The Yurok Tribe’s Chairman James Dunlap resigned today, following the discovery of information from his past. 

“There is no doubt about it, this is sad and frustrating day for the Yurok people, but we have prevailed over bigger challenges in our past and we will overcome this, too,” said David L. Gensaw Sr., the Yurok Tribe’s Vice Chairperson. 

“Every day, the Tribe’s 300-plus employees work hard to improve the economic, social and cultural conditions on the Yurok Reservation and in the surrounding areas. Their good work should not be overshadowed by this situation.” 

The Yurok Tribal Council recently became aware of the information related to Dunlap’s personal history and does not have any additional comments at this time, other than to say that all Tribal elected officials are put through a background investigation. 

Under the Yurok Constitution, a vacancy that occurs during the first year of a Councilmember’s term is filled by the Tribal Council appointing the person who received the next highest number of votes in the last election if that person received at least thirty percent of the total votes.

Note: This post has been changed from a previous version.

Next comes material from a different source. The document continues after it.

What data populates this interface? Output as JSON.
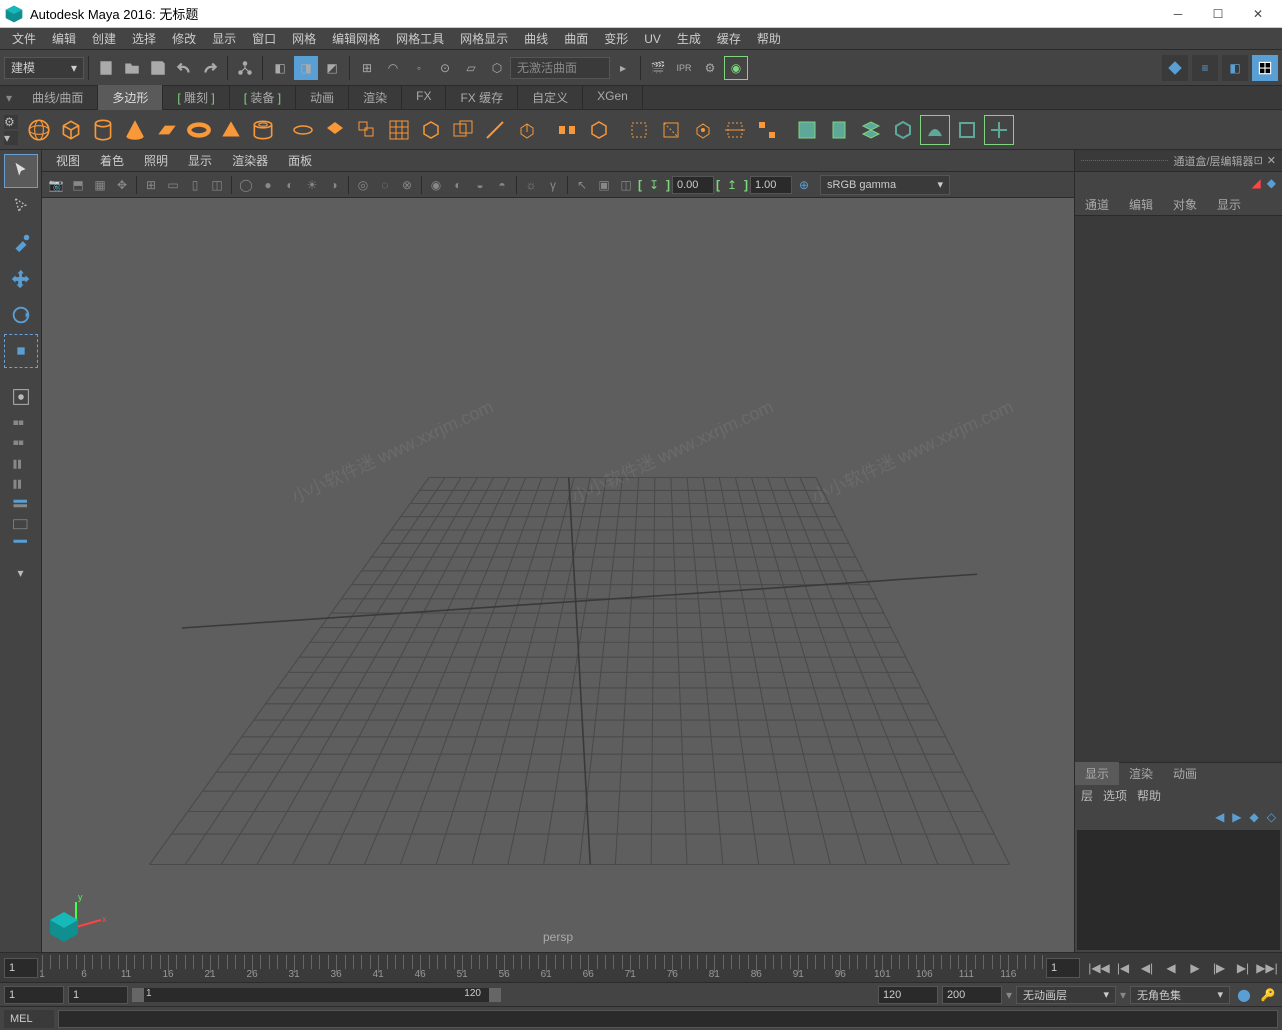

A screen shot from a Facebook chat was deleted at the sender’s request.